The Bull on Bowling Green
There's a big bull on Bowling Green – but there is no bear. To find the bear you have to walk down to the subway stop. At the one on Cortland street, you'll find a mosaic of the bear on the wall. That's if you're going to take the R train on the Brooklyn bound track. It's more of a tile art display. And on the opposite wall, on the other side of the tracks, is the familiar bull. But this time in its tile art form.
Keynes' animal spirits placed diametrically opposed seem to be in a permanent argument.
The bull says, "What are you worried about? things are only going to get better. Act on that. Bet on that."
The bear says, "What are you talking about? You have no clue what's in store. There is too much uncertainty ahead. Just you wait, it will get worse. Bet on that."

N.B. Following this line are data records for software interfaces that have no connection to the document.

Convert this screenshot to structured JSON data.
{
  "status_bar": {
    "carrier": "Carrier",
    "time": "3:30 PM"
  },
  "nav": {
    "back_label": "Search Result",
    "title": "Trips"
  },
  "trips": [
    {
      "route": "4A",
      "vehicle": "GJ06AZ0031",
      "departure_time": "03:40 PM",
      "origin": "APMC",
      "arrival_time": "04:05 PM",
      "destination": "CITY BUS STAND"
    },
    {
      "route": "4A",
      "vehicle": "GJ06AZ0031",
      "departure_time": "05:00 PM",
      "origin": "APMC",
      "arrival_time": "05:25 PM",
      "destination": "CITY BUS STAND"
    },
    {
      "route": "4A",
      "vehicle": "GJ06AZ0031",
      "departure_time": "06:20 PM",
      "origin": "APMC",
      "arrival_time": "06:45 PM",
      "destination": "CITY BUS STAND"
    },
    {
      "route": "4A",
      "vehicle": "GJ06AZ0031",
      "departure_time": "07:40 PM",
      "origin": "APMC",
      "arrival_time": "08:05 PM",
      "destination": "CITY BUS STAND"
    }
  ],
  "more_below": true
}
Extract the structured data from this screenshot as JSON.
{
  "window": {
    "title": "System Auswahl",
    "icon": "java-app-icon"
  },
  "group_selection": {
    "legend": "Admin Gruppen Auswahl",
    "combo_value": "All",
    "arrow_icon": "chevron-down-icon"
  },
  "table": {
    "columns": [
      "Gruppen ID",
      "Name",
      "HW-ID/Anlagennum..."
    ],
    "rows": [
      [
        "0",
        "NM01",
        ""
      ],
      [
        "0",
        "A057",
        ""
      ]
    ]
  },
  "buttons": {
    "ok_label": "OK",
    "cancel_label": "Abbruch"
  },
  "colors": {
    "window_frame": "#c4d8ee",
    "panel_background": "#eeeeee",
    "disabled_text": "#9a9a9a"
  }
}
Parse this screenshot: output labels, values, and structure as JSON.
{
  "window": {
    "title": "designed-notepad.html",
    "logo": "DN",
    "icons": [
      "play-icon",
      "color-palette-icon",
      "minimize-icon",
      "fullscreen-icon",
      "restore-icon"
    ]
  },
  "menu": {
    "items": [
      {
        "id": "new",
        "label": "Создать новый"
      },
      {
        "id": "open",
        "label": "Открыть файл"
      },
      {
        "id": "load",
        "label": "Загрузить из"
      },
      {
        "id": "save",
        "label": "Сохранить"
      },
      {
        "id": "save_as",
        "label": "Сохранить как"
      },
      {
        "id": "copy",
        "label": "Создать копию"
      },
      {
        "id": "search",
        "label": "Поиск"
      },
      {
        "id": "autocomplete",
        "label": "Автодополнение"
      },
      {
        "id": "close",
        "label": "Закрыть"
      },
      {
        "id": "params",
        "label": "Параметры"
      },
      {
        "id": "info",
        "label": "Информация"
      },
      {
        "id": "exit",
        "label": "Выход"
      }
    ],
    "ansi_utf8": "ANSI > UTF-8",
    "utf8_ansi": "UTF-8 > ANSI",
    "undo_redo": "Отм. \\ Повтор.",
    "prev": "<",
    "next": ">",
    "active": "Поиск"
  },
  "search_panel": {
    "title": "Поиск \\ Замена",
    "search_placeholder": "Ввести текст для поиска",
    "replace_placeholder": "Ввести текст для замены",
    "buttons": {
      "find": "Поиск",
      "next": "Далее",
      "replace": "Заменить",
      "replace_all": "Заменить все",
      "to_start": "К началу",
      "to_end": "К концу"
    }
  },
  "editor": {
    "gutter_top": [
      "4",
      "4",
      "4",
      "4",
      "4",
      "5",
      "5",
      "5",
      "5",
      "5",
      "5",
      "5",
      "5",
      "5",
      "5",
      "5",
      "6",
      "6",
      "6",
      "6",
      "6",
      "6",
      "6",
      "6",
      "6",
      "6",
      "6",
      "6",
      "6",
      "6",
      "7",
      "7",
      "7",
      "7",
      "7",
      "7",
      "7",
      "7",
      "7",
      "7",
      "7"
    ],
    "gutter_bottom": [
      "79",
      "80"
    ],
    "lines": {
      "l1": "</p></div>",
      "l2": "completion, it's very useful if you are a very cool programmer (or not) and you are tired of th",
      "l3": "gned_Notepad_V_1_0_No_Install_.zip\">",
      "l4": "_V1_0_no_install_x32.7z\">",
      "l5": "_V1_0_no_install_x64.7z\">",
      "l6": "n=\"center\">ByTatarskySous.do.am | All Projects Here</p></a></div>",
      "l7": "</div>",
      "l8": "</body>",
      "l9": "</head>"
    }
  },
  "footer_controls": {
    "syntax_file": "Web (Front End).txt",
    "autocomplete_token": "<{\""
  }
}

Maybe that's why the overly optimistic bull is always up there proudly taking pictures with the public and why the down-to-earth but pessimistic bear is downstairs. Is there room for only one animal spirit in the spotlight?
The bullish force relies on optimism but it can also become a source of vanity, pride, or the failure to acknowledge reality. The bear is there to remind you that you could be wrong. Or a worse possible outcome: hold you back from a decision that could have been the key to prosperity.
Both spirits drive decisions. The balance shifts. And it's only after the fact, after the markets close, after you win or lose; that you can look back and say:
"I wish I had listened to one more than the other."